**Work to be completed:**
The word "Dance" marks the lines to keep; find each one in the data and copy it.

**Entries supplied:**

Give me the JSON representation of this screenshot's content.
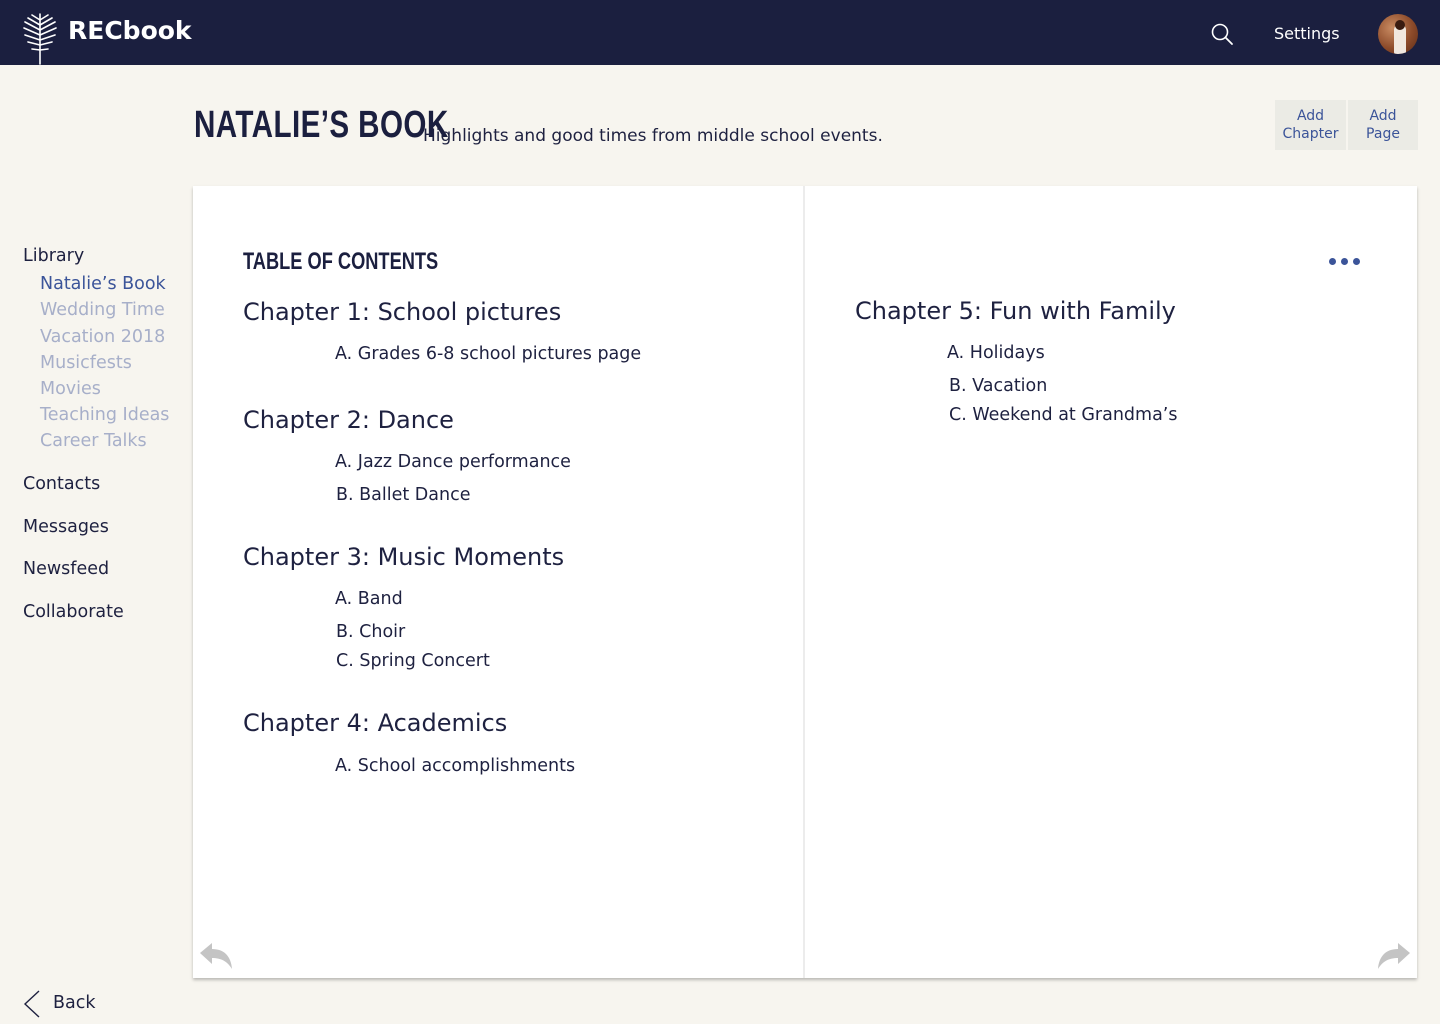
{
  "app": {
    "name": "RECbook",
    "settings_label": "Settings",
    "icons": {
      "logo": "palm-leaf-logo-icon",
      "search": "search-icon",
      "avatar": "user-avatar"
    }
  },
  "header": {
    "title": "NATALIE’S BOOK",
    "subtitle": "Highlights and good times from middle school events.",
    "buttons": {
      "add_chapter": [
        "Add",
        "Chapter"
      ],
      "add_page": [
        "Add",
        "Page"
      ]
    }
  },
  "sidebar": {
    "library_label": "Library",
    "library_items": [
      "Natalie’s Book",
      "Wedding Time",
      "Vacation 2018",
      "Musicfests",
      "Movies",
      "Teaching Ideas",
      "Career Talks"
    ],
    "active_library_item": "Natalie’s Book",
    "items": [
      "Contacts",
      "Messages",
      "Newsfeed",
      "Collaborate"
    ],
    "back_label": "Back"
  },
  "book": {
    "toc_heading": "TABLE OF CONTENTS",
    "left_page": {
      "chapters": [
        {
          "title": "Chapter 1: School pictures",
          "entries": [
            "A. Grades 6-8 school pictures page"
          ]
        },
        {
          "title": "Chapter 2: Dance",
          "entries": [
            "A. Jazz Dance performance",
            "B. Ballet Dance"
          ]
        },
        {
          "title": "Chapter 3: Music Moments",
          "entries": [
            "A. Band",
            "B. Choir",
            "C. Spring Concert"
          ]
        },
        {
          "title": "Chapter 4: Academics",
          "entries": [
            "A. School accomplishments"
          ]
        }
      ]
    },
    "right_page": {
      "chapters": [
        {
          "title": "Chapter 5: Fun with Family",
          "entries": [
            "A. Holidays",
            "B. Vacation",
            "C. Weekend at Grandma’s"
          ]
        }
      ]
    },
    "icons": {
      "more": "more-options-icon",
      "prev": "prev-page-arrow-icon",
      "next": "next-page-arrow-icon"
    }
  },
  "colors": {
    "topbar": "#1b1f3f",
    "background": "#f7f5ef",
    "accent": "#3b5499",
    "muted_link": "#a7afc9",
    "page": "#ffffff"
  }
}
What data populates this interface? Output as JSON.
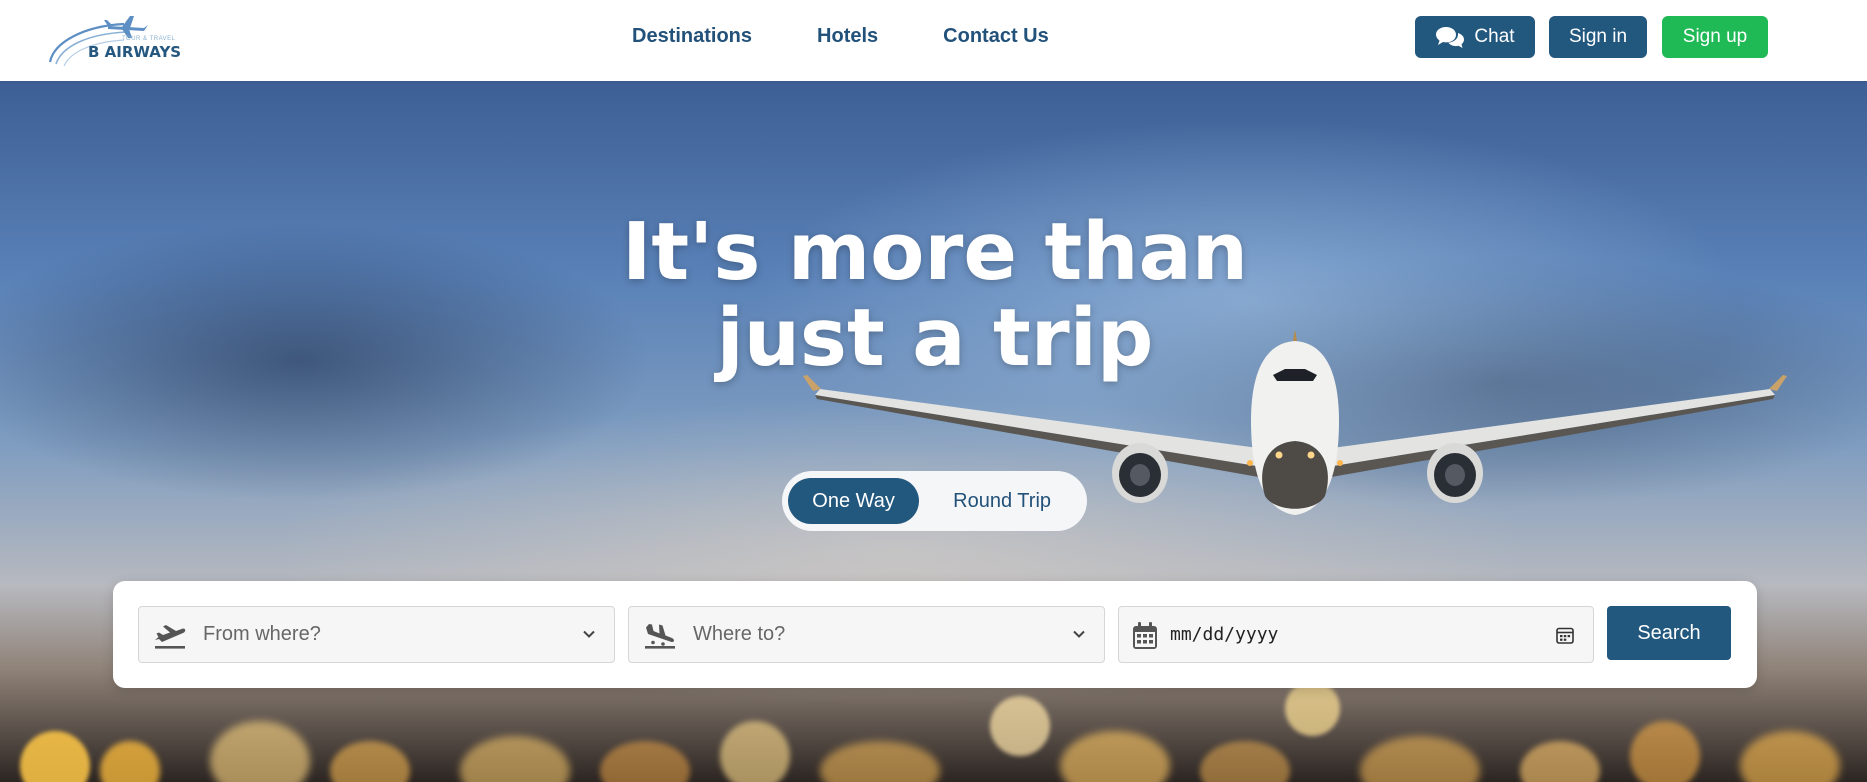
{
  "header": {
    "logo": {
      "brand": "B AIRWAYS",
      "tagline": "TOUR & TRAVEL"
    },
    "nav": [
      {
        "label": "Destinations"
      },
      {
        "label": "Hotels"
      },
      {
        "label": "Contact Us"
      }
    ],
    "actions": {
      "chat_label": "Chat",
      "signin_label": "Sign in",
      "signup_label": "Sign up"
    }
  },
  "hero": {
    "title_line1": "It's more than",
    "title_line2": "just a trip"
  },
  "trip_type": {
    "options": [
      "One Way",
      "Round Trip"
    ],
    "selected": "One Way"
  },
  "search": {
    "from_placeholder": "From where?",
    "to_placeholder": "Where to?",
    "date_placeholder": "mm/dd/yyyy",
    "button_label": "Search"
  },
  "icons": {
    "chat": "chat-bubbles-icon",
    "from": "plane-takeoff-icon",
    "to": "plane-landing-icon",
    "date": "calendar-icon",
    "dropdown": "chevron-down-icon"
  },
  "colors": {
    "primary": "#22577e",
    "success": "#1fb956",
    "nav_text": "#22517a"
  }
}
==
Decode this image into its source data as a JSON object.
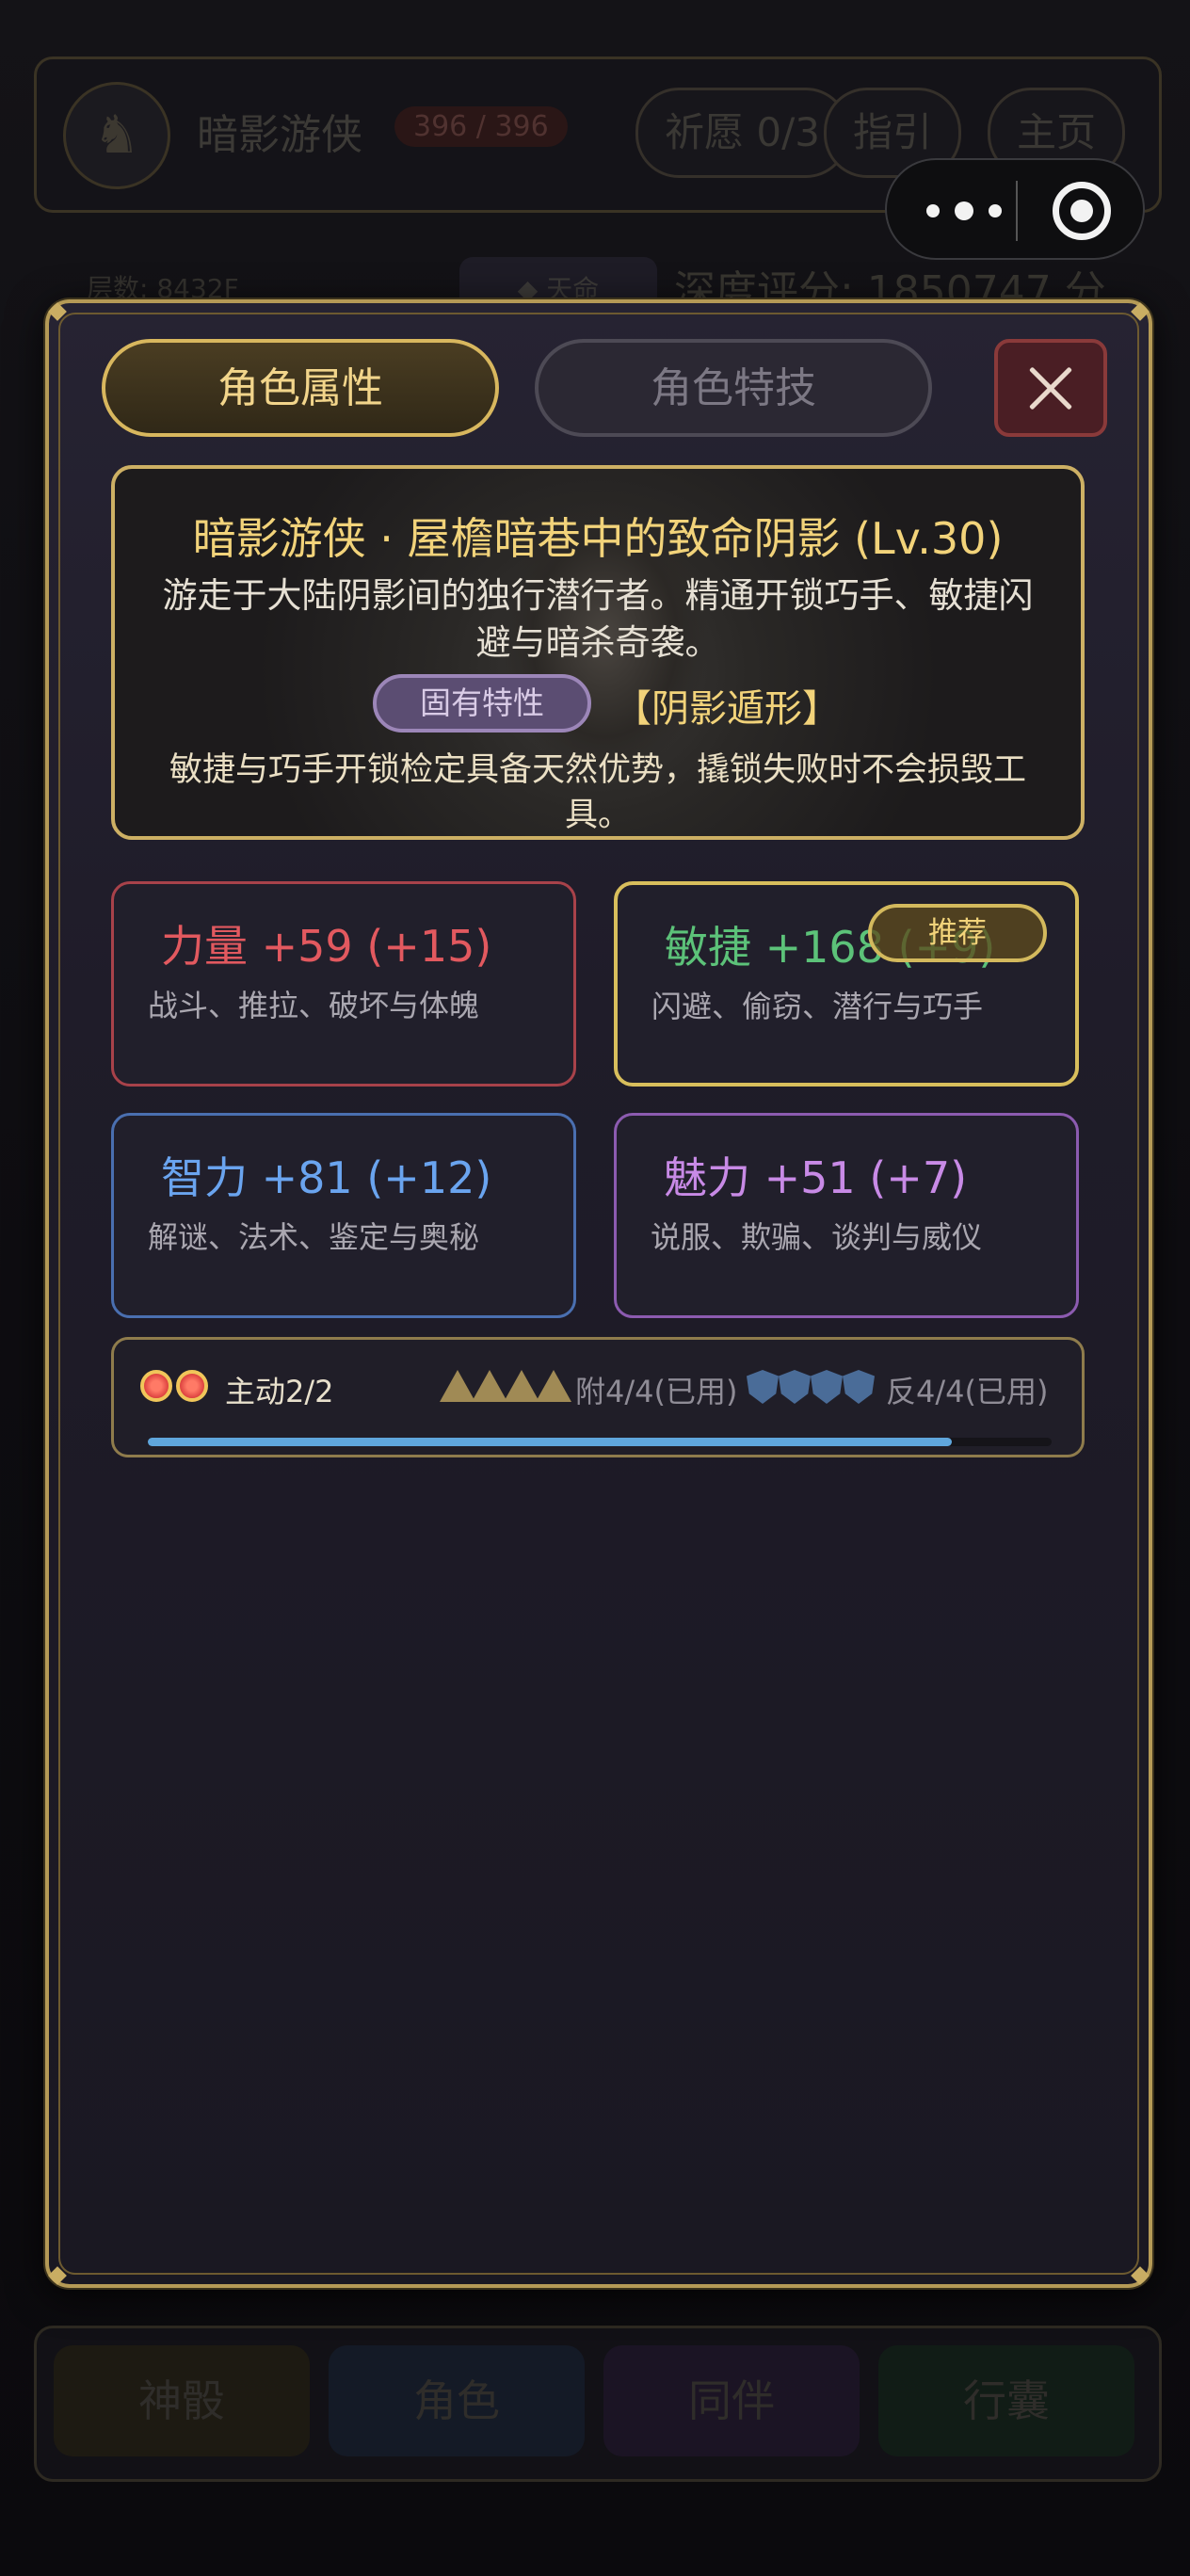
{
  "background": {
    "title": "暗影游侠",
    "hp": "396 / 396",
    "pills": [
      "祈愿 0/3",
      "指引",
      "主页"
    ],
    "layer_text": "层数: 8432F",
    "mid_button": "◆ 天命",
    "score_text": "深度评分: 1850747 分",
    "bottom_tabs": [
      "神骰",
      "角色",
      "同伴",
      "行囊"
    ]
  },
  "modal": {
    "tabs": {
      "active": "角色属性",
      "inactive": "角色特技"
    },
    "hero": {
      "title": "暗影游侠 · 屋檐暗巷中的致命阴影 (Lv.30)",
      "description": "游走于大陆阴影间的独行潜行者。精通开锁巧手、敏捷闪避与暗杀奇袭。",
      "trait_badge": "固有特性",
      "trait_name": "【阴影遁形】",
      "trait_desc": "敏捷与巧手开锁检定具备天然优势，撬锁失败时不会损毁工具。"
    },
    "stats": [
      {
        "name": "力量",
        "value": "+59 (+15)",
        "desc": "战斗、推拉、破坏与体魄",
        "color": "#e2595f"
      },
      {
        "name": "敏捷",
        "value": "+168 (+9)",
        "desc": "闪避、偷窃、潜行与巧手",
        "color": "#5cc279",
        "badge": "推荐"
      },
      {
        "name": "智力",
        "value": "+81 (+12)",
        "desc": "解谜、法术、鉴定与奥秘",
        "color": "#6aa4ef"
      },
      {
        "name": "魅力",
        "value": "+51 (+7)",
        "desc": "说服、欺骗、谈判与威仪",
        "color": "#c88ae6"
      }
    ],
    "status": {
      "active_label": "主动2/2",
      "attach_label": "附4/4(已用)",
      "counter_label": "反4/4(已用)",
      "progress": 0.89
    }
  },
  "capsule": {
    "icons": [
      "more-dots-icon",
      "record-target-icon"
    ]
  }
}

**Answer to this problem:**
          "title": "Chapter 2: Dance",
            "A. Jazz Dance performance",
            "B. Ballet Dance"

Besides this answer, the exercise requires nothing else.